Illinois remodeler Larry Heuvelman says not allowing enough time for tear-off is a common mistake. With a small roof, Heuvelman budgets for a two or three man crew, with three to five stripping a large roof. Roof pitch is also key to accurate estimating, because a steep pitch adds time to tear-off and installation.
It's important to know how many layers of material are on the roof now and what those layers consist of. Heuvelman once found a layer of shakes under two layers of asphalt shingles -- a discovery that slowed the tear-off process considerably. "The homeowner didn't know it and I didn't know it," he recalls. It fell under the "concealed conditions" section of his contract, but Heuvelman learned a lesson. "Now I know to look for it."
Cox once worked on a job where, unbeknownst to the estimator, "the first layer was hot mopped. We had to chip that off. The job should've taken a day, and it took five."
Failing to actually inspect the roof can cost you, too. It's only by actually walking its surface -- coupled with examining the attic -- that you can determine the condition of the framing and decking.
"It's very common for us to have to replace plywood around the chimney, or some other vulnerable area, like valleys or eaves," Altmann says. "That would occur more often than us having to replace all the decking."
Typically, Altmann includes one sheet of plywood in every contract. "After that, we charge."

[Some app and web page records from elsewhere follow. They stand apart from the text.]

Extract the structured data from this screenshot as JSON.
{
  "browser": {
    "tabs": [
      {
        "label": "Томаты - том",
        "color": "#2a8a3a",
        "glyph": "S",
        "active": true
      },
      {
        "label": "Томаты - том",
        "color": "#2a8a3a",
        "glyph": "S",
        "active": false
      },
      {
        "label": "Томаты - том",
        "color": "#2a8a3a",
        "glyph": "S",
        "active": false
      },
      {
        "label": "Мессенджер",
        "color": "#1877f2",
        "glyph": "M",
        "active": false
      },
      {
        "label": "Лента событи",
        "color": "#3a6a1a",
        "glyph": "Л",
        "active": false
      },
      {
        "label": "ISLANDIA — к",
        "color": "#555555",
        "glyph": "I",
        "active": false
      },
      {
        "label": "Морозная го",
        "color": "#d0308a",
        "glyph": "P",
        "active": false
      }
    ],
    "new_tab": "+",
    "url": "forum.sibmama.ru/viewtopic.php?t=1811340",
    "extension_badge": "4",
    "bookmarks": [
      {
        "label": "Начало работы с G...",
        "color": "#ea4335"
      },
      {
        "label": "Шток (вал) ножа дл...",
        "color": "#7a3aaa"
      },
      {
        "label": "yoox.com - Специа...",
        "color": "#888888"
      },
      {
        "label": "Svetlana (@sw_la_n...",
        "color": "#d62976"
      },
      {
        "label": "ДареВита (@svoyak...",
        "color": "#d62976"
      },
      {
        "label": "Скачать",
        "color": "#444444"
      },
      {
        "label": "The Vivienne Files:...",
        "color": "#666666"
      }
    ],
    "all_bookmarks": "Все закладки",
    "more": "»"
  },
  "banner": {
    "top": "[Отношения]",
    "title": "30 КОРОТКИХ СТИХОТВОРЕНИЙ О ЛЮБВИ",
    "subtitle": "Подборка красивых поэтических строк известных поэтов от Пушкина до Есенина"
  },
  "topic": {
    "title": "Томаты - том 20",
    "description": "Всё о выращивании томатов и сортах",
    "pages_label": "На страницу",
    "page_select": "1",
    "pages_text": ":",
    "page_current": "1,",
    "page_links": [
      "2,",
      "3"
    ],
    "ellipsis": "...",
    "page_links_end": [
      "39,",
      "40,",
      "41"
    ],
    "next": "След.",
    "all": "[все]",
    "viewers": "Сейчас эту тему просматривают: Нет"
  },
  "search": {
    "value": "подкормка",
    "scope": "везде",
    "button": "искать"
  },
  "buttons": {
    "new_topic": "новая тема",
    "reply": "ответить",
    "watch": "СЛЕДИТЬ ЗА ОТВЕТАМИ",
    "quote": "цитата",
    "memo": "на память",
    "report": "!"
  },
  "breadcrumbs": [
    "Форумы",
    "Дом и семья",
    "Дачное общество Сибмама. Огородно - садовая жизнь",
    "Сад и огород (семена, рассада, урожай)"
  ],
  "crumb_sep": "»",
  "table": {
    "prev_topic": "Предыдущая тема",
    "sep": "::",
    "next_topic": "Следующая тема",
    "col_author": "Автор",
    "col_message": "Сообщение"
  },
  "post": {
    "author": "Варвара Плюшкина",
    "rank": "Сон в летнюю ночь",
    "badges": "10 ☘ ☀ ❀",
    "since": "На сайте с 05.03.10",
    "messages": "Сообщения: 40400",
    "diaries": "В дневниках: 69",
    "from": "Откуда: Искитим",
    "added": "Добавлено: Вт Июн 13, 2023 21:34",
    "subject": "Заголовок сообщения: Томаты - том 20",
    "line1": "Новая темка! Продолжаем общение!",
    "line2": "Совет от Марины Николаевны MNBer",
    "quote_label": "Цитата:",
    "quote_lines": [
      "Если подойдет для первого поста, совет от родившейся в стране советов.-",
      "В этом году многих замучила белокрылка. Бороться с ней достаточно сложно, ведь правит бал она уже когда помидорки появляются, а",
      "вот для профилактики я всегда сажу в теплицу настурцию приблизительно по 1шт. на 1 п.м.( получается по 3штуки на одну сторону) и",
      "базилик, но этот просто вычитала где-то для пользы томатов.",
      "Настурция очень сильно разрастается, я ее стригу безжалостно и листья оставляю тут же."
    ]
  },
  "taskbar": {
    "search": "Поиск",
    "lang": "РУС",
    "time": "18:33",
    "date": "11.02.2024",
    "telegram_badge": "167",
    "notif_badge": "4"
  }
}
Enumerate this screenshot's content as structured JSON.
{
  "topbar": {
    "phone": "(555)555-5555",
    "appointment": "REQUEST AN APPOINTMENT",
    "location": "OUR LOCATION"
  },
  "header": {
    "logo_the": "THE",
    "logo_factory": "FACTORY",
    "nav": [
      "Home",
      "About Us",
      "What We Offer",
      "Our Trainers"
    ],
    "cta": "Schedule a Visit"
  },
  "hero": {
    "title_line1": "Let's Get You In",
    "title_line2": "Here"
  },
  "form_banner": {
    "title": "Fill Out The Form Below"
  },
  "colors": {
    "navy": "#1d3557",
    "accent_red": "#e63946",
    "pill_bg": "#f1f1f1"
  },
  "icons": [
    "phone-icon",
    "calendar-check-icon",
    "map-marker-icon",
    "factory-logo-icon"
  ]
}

But the biggest mistake you can make in an estimate is also the most obvious: Measure the roof, from up on the roof, and measure it right because, Cox says, "everything is calculated off that. And if you're off three or four squares, you have to stop the job" to get more materials.